Feeling powerful? Good! The key, of course, is to determine which genes are encoded, which are undesirable, which dietary and lifestyle factors “trigger” them, and then avoid those. That sounds easy enough, right?

What if a variety of diseases and disorders are encoded? For instance, what if a patient is obese, which leads to type 2 diabetes, and eventually heart disease? Or what if a patient suffers from both depression and anxiety?

GOOD NEWS! The same diet works for every disease!

But there’s another caveat: this is only true at the start. You see, all humans are born needing the same basic provisions: food, shelter, water, air, and space (just like all living things). And not surprisingly, like other species, all humans have the same nutritional requirements, at the start of life. Unfortunately, as we live, and exercise our free will to form food and lifestyle patterns, based primarily on preference, rather than requirement, we tend to throw the balance off and alter our individual DNA and, thus, our needs. If addressed, ideally, we all land back on the same plane once again, eating our shared and natural human diet.

What is this diet? It’s a whole-food, plant-based diet. Ounce for ounce, plants pack more nutrients and fewer calories than meat, meaning you can eat much more, and feel less heavy or lethargic. And while animal proteins are loaded with saturated fat and cholesterol, plants contain both the macro- and micronutrients necessary for metabolic function, and therefore every function, with minimal fat and zero cholesterol.

Nutrients are found in vivid and varied colors, for instance: carotenoids are present in orange and yellow foods, like carrots, pumpkin, and sweet potato; antioxidants are abundant in dark berries, such as blueberries, blackberries, raspberries, and strawberries; vitamins A, C, E, and K, comingle with potassium, fiber, iron, calcium, and protein in nearly all dark leafy greens; nuts, seeds, grains, and pulses contain fiber, iron, protein, and monounsaturated fats, which help lower LDL cholesterol, and raise HDL cholesterol, as well as regulate blood sugar.

Animal products offer protein and iron. Food products like red meat, poultry, fish, eggs, and dairy have negative health implications far beyond fat and cholesterol, however.

Consuming animal protein has an acidifying effect on the blood, which weakens the endothelial walls of the blood vessels, risking collapse and blockages. This also allows free radicals to enter the bloodstream, resulting in oxidation. Free radicals form when we are exposed to environmental toxins in our food, air, or water, in our work environments, and in our homes.
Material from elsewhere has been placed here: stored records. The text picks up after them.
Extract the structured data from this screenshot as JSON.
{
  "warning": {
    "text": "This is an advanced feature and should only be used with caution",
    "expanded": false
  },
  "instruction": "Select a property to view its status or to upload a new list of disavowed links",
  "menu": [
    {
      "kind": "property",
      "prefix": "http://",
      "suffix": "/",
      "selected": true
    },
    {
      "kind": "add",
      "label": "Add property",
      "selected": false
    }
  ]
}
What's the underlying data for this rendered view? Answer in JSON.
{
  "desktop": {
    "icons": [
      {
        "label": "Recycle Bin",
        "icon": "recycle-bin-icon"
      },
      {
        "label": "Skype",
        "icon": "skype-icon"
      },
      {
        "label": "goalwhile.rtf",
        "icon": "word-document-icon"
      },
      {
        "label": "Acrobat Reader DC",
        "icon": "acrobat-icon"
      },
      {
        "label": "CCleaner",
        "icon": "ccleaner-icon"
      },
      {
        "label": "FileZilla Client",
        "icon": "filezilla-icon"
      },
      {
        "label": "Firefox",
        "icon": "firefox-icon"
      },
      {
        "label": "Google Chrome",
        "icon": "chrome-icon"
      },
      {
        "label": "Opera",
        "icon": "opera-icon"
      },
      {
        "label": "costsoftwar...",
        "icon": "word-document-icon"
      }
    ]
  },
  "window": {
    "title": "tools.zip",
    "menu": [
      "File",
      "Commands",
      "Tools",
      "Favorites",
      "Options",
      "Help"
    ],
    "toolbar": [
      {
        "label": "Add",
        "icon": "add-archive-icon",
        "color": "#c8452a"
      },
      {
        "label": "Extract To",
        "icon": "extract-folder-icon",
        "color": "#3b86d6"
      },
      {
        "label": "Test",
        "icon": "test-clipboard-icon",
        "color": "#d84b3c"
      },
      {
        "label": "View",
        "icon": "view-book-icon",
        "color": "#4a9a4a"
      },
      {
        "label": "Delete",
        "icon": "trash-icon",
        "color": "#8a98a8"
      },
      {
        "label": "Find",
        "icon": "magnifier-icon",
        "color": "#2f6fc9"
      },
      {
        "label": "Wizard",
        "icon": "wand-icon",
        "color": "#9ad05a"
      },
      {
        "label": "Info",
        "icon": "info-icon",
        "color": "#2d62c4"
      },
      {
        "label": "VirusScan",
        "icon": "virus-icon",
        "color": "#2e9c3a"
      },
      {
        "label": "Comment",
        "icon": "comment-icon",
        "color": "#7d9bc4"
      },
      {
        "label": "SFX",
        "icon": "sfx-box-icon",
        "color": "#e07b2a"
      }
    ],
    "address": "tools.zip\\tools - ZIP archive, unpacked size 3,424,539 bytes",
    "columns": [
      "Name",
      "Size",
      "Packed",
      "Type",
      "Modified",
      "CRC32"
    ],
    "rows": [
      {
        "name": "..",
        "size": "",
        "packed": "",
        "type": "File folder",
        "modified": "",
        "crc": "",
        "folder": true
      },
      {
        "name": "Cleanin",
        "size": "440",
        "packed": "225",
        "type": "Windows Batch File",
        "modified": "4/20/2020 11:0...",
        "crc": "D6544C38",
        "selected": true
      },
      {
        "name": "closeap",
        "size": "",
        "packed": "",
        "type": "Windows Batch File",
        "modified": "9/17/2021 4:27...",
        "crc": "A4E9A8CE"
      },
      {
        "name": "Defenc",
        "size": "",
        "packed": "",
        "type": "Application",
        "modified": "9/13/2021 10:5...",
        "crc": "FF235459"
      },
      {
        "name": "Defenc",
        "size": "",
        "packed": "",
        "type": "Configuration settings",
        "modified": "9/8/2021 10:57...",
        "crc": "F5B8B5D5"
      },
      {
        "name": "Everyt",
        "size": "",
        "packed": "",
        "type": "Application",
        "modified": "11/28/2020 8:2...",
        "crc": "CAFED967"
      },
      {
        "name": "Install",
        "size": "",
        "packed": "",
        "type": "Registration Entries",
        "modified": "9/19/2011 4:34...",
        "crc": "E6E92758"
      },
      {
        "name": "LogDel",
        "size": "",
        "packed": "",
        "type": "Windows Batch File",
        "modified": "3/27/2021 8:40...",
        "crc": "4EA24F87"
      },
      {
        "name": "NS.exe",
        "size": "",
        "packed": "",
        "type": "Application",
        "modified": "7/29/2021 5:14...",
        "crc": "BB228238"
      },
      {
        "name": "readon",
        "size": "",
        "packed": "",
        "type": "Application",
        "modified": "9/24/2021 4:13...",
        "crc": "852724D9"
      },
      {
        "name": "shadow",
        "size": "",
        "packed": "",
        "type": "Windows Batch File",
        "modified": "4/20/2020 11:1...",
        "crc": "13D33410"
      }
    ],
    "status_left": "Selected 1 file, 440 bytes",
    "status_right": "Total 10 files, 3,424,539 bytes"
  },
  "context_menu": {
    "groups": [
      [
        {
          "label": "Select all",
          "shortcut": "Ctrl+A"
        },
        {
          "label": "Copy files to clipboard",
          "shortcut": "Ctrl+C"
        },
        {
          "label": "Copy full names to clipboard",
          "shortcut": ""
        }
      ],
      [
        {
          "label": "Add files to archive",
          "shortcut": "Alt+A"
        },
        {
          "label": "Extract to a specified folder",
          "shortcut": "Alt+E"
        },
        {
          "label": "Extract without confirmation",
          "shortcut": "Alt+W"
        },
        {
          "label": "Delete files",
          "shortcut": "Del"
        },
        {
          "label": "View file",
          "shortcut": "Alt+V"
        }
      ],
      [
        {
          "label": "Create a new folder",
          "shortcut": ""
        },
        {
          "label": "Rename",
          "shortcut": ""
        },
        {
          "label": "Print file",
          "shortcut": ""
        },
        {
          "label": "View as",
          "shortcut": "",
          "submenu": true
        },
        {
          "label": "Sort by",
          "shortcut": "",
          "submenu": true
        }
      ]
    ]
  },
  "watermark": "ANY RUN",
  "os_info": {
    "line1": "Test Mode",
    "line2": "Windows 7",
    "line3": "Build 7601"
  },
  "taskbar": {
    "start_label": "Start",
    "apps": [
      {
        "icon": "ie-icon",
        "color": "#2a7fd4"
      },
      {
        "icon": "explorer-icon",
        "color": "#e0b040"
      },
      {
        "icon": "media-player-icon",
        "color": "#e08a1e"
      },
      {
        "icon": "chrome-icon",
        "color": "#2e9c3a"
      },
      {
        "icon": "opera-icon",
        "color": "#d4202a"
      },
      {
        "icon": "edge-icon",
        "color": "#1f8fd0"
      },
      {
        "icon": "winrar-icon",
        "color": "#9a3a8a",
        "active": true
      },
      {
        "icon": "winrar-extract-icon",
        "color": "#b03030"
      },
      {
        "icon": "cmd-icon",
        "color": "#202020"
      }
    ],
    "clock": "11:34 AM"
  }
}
Pollutants can include heavy metals, pesticides, herbicides, fungicides, cigarette smoke, industrial waste and chemicals, household cleaners, and food additives.

In addition to weakening the arteries, free radicals cause damage to fat cells and immune cells, storing dangerous hormone loads, and compromising the body’s defense systems. Free radical damage, or oxidation, has thus been linked to most (chronic) diseases, such as heart disease, arthritis, and diabetes, as well as every degenerative disease including cancer, cataracts, and the aging process itself. [5]

With our limited ability to control our exposure to environmental toxins, it is imperative that we greatly reduce their adverse effects, by incorporating antioxidants, the phytochemicals in plants, into our diets.

If we can’t control our environments, can’t we at least take control of our food?

1. The British Medical Journal, Medical error – the third leading cause of death in the US, Martin A. Makary, professor; Michael Daniel, fellow.
2. WHO Technical Report Series No. 916. Diet, nutrition, and the prevention of chronic diseases. 2002.
3. Chemical risks and the JECFA. Food and Agriculture Organization of the United Nations. 1958-2016.
4. Journal of Applied Physiology. 109:243-251. 2010. Oscar Aguilera, Augustine F. Fernandez, Alberto Munoz, and Mario F. Fraga.
5. International Journal of Biomedical Science, Free Radicals, Antioxidants, in Disease and Health, Lien Ai Pham, Hua He, and Chuong Pham-Huy.

Julie Loveless is a Certified Nutrition Therapist. She may be reached at

Sandi Tomlin-Sutker
Written by Sandi Tomlin-Sutker